A casual microbrewery that puts emphasis on the food, so you can nosh on American fare ranging from the more simple pub food to quality seafood. They also host live entertainment throughout the week, including karaoke, blues, and open mic/jazz sessions.
Who doesn't love a poolside beer/wine bar with mosaic blue tile walls, a flatscreen for games, and seating around said pool? Chow down artisan pizzas, or an 8oz Angus burger with bacon and feta, because happy hour goes til 8pm.
Rarely does one encounter a dive bar that places such emphasis on skillfully crafted food with elegant presentation.
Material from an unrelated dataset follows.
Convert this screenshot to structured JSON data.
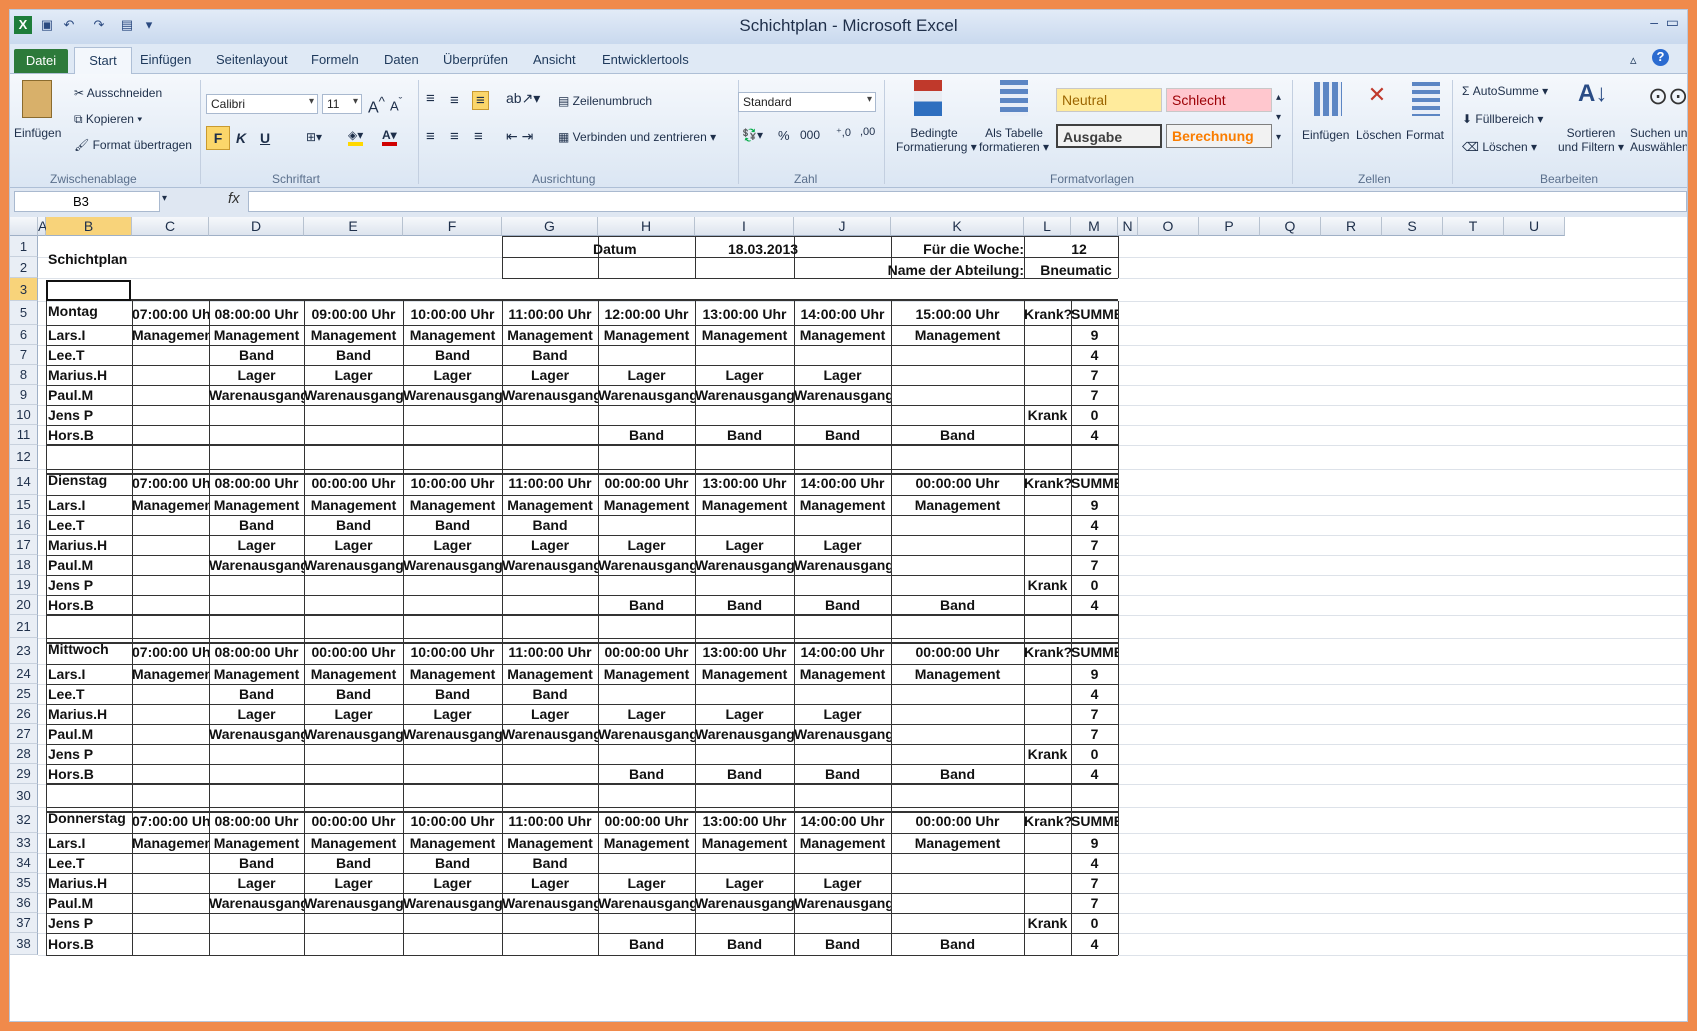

For those who crave a chill ambience (think: repurposed wooden walls, dim lights, and chalkboard drink specials) with gourmet flavors, 180 Degrees at the DRB offers a respite. It’s a gastropub that marries traditional culinary techniques with bar fare, leaving locals raving about their signature 50/50 burger (a house-ground patty of chorizo and beef, topped with queso frito, spicy lime aioli, and a fried egg) not to mention their rotating list of over 50 draft beers.
Boxelder is a craft beer shop and bar in the Wynwood Arts District. Not only does Boxelder feature some great domestic and imported brews, but it also serves as a gallery space. Started by two former gallerists, the shop hosts exhibitions of local contemporary art that rotate about every three months.
This homey, family-owned Ft. Lauderdale joint was born out of an old convenience store, where 550+ beers fill fridges that used to hold year-old sandwiches. You can crack open any of them in the store or save ‘em for home while getting down on the 20+ expertly curated taps, which often get taken over by some of Florida’s finest. If you do pull from the fridge, you just bring your empties to the counter when you're done and pay on the honor system. Riverside has effectively taken over the neighborhood with Craft Beer Cartel across the street, which itself holds beers, a nanobrewery, and homebrew equipment.
The Room was built for the pensive conversational type, whose agenda is best carried out under dim lighting with subtle innuendo and clever rapport. To be more direct, it's a cool date spot. It's quiet, intimate and it has an extensive beer and wine list. It's just you, your date and a shared longing for each other in the candle light. How poetic.